Take away Greenwald’s voice in the above quote and substitute Senator Ted Cruz (TX) or that of Michelle Malkin or maybe even Rush Limbaugh. Is there any difference? Isn’t his extremism the same as theirs? In the end, both sides know in their hearts they’re always right. Greenwald once said “I think the only means of true political change will come from people working outside of that [two-party electoral] system to undermine it, and subvert it, and weaken it, and destroy it; not try to work within it to change it.” (International Socialist July 7, 2011). Key words here: undermine, subvert, weaken, and destroy.
I know I’ll catch a basket of hell from lefties out there who think I’m comparing apples and oranges. Democrats think Republicans are evil and vice versa. The problem with that is neither is inherently true. Are there bad Republicans? You can bet your ass there are and frankly there are bad Democrats. But it seems it’s just way too easy to demonize political or religious types, to cookie cut them and put them in labeled boxes like they’re some sort of weekend project for OCD types.
Our political system is in bad shape and it needs more than a tune up. In fact, I’d suggest it needs more than just new tires and a polish. America’s politics needs it’s engine rebuilt.
There isn’t a single silver bullet to fix our current political environment. I’ve advocated in the past that we should ban money in politics and remove cameras from the House and Senate Chambers (sorry C-Span!) and I stand by that. Members too often play to the cameras and then sell their souls at fundraisers while we stand around and scratch our heads at their disfunction. Maybe if we forced politicians from both sides of the aisle to not just work together but to live, eat, sleep, and play together we’d see more results. You know, kind of like, children. Fifty years ago, we had conservatives and liberals and they all lived in Washington, DC with their families and they went to cocktail and dinner parties together. They fought it out during the day and at night, they got to know each other and made deals. And Congress’ approval rating never hit 10% approval.

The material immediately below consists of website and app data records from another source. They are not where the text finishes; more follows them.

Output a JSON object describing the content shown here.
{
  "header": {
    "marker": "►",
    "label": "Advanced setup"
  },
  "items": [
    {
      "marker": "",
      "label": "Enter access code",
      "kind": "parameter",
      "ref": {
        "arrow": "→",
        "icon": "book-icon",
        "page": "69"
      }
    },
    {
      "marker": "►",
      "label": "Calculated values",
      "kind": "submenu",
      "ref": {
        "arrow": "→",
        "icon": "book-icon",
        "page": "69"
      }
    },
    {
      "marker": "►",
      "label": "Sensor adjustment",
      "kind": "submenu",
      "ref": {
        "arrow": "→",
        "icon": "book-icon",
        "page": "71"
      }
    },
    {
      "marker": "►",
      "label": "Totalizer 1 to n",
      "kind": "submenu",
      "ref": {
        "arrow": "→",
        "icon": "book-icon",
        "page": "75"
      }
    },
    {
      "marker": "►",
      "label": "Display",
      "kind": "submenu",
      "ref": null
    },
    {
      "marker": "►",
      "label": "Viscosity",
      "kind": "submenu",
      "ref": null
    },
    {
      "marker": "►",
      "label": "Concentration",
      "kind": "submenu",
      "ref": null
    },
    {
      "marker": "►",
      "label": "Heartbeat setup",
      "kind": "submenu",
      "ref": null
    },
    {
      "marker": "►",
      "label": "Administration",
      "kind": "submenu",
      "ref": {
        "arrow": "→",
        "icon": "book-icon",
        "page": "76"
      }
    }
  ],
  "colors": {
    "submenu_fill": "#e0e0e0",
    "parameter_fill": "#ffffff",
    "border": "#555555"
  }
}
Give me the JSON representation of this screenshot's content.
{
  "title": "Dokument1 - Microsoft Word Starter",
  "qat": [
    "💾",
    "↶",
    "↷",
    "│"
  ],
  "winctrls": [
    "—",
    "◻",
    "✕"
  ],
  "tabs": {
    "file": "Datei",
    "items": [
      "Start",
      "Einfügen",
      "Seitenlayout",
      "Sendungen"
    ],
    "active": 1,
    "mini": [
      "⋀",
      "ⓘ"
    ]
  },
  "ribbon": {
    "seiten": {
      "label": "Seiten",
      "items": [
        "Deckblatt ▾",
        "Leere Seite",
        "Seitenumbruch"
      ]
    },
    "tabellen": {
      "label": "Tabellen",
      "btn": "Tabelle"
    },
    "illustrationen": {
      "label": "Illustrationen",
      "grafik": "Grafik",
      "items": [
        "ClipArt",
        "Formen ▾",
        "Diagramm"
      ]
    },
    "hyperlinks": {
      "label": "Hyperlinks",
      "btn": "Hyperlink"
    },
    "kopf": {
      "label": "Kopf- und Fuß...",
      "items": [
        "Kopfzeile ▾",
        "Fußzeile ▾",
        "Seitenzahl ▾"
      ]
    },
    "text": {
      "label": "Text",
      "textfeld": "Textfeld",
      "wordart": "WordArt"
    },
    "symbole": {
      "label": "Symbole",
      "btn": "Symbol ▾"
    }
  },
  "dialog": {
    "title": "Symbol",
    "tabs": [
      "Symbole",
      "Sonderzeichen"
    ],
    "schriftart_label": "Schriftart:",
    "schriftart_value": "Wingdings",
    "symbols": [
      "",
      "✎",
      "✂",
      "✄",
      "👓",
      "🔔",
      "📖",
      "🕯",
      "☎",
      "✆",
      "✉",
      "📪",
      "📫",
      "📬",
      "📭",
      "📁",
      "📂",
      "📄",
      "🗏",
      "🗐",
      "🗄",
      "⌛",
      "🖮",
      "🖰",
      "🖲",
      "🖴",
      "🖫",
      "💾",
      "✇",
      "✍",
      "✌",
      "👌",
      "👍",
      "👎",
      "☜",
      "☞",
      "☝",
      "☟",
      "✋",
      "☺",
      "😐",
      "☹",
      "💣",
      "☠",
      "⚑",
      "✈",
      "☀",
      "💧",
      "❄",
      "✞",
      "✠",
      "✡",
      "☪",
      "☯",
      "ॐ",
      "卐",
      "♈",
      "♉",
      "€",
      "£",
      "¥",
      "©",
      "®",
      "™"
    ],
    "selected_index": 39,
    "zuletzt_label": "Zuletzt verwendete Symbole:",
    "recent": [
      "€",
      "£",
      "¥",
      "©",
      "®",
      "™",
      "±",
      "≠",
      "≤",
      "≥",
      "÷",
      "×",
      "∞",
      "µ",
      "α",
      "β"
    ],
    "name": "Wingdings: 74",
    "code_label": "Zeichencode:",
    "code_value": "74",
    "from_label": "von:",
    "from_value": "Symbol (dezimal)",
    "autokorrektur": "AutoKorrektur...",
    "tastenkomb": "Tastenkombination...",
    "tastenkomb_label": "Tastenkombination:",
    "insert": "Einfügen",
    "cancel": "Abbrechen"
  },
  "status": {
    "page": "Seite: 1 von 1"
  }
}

It’s not lost on me I’ll be attacked for being a “former lobbyist,” for favoring back room deals, for harking for a time past. I have very thick skin and thankfully, the First Amendment is remarkably clear about the role of redressing our government aka lobbying. That’s a diversion though. Attacking the attacker isn’t an answer to the charge. But pointing out what’s wrong with extremist voices on both sides of the political aisle seems rational if not underrated.

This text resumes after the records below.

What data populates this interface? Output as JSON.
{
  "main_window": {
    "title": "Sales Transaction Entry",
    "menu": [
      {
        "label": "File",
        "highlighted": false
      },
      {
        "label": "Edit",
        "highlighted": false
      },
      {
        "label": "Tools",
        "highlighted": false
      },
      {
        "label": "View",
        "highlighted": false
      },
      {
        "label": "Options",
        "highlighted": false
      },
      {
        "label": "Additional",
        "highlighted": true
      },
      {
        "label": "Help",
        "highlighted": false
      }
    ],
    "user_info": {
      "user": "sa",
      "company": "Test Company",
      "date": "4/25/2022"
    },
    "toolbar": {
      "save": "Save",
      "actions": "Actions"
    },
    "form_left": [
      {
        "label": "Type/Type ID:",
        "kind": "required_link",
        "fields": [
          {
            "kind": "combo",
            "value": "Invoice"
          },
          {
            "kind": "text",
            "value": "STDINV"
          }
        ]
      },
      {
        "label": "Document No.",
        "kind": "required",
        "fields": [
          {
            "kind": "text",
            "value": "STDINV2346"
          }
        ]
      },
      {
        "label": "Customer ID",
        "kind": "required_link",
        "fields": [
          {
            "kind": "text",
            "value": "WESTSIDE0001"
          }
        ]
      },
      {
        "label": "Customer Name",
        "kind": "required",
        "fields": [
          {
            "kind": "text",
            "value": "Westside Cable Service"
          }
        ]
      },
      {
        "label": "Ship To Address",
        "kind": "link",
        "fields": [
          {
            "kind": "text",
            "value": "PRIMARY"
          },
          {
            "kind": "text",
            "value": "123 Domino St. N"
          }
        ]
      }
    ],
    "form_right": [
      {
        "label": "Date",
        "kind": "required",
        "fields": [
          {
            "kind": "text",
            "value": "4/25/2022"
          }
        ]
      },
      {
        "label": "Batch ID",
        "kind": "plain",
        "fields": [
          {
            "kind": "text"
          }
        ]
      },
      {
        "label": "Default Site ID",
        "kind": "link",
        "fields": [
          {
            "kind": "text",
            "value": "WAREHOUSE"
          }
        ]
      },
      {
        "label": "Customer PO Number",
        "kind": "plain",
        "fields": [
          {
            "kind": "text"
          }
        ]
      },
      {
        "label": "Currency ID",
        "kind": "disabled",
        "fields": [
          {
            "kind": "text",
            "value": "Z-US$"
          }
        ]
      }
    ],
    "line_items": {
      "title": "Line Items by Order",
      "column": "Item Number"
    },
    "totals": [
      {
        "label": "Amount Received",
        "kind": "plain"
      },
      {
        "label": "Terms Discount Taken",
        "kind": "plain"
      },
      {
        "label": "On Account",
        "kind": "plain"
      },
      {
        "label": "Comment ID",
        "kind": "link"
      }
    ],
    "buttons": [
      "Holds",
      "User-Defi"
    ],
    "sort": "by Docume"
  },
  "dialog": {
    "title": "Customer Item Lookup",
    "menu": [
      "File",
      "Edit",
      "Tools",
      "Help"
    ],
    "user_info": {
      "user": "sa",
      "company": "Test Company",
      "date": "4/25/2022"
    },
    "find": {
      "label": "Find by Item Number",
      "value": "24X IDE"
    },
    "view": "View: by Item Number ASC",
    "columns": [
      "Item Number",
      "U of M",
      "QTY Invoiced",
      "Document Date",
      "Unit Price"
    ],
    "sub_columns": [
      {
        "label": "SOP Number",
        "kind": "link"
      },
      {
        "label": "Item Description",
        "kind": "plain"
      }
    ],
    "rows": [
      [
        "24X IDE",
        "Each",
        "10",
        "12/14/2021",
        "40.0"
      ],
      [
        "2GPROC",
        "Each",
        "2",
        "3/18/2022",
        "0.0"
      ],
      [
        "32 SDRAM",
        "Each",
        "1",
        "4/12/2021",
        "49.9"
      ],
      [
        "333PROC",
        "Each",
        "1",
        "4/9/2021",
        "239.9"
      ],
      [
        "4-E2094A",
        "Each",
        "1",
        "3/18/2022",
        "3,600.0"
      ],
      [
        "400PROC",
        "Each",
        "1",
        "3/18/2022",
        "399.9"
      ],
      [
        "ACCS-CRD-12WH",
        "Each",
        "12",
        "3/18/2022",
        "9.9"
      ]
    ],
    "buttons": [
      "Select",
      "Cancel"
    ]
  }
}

The late David Foster Wallace once noted that writing’s first obligation is to address what it is to be a human. It’s that ability to understand your fellow human beings, to understand their point of view that would lead to human solutions for human problems. Applied to Washington, DC, the ability to compromise, of giving and getting, is what’s lost in Washington today.
Sadly, there’s little tactical difference between a Ted Cruz or a Glenn Greenwald. And if we as a society accept and allow this kind of governing, then let’s take Greenwald and Cruz’s advice and destroy our two-party political government. You know, it’s the one we’ve had since 1789 and it’s worked remarkably well…until now.